Like I said, there is no gay rights movement in Nigeria. There has been no demand for gay rights much less gay marriage. In case we all forgot the Prohibition of Same Sex Marriage Bill was first proposed shortly after South Africa passed its own law allowing gay marriage. The SA action sparked outrage among the Nigerian elite and ruling class and, I believe, marked a turning point in relations between the two countries. That was when the Nigerian elite recognized a divide between Us and Them. That’s when Nigeria decided that SA was more ‘white’ than ‘black’.

The proposal was like the throwing down of a gauntlet, a gesture declaring Nigeria would defend black African values which they insisted excluded homosexuality. This Bill is so much more than about gay rights. As a matter of fact it’s not about gay rights at all. Because you know what?  There is no gay rights movement demanding, protesting, or demonstrating for the right to get married and there is no legal or administrative or social advantage for them to gain if they could.

It took organized, sophisticated and well funded gay rights movements in America and Europe decades of activism to earn the right to get married and only after they had been able to show that they suffered. peculiar disadvantages and discrimination in economic entitlements. Their governments responded as best they could maybe because welfare based governments want to keep people off welfare and reduce their bill. (Yeah. I think they are right – it is the economy stupid!)

In Nigeria where I repeat there is no gay rights movement, how and why does the Nigerian gay community (which does exist at home and abroad) and David Cameron expect Nigeria to suddenly stop being homophobic?  On the other hand the National Assembly really can’t ban homosexuality from Nigeria for eternity, when the people are ready they will overturn whatever laws made today to suit their beliefs and values tomorrow.

As for all my colleagues out there speaking courageously in defense of gay rights and human rights  please tell me what we have done to advance gay rights in between our seasonal responses to this Bill? Because there is no gay rights movement to speak of nothing much happens. It’s the human rights movement that comes out each time to protest the anti same sex bill but no money or program time is devoted to the issue in between to support the growth of a gay rights movement.

This Bill is about power and influence on the continent and it all plays out to the disadvantage of the already exploited poor masses. I have heard that the House of Representatives will not give the Bill much time and isn’t likely to pass it. If they do I doubt Jonathan would sign it. So what’s the uproar? Did we only just discover that a large cross section of Nigerians are homophobic? Or do we seriously think our morale outrage alone, brought out on cue each time the Bill rears its head, will vanquish their homophobia?

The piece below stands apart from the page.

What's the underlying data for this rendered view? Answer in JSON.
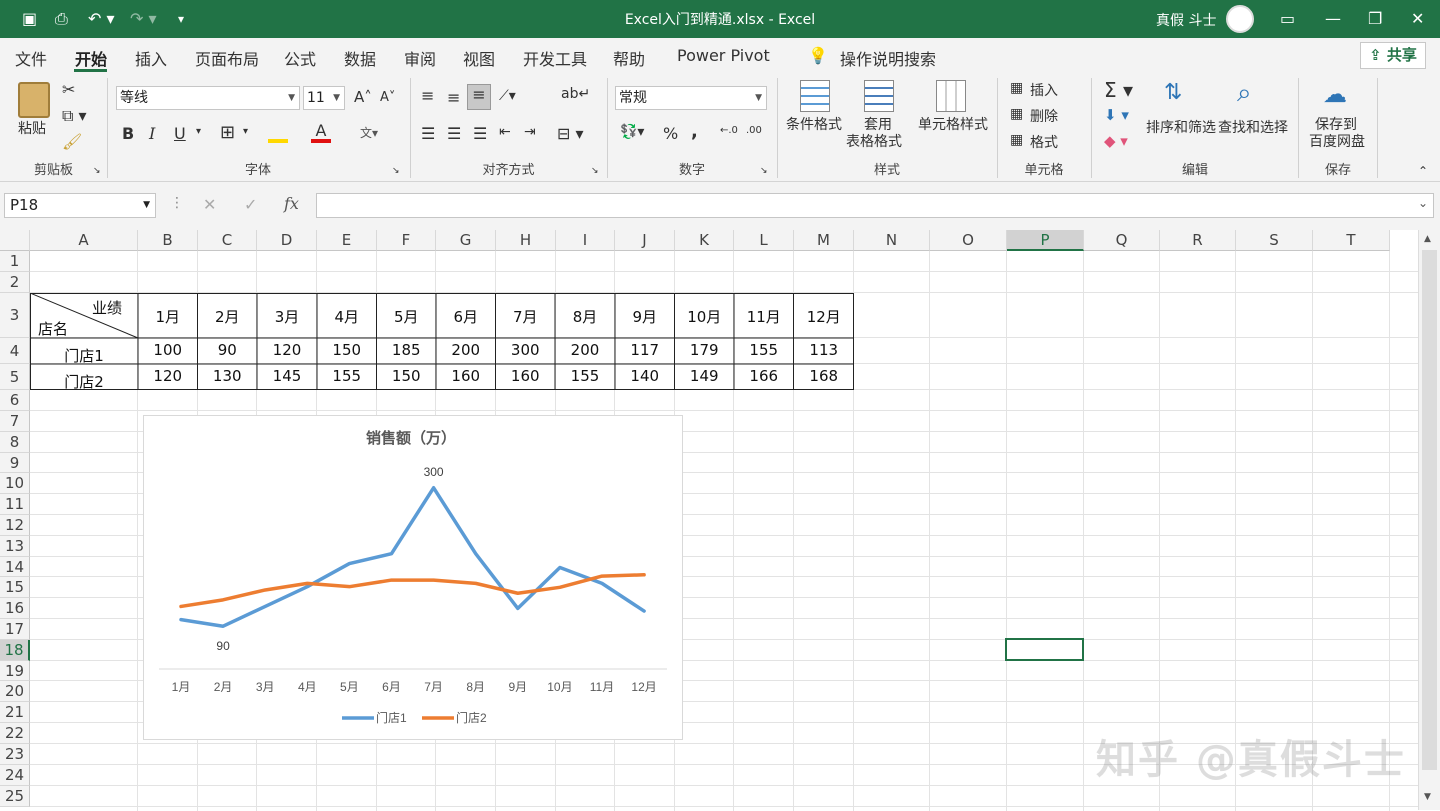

I’m pretty sure we’ll hear of this Bill again and again and again till we tackle the issues that give it such broad based support, sort of like the Indecent Dressing Bill that taunts us every now and again and gets us all worked up. Could this be some sort of pattern? We best check what else they are doing during all the fall out and drama that captured our focus. What other Bills did they pass while we weren’t looking? But I’m frequently assured that the Nigerian elite lack that sort of sophistication by arrogant and cunning Nigerians that think they know it all.

Whatever the story is behind this bill one thing is certain, it will continue to plague the polity and incite tempers until the gay community organizes and starts a long term campaign to be accepted in society.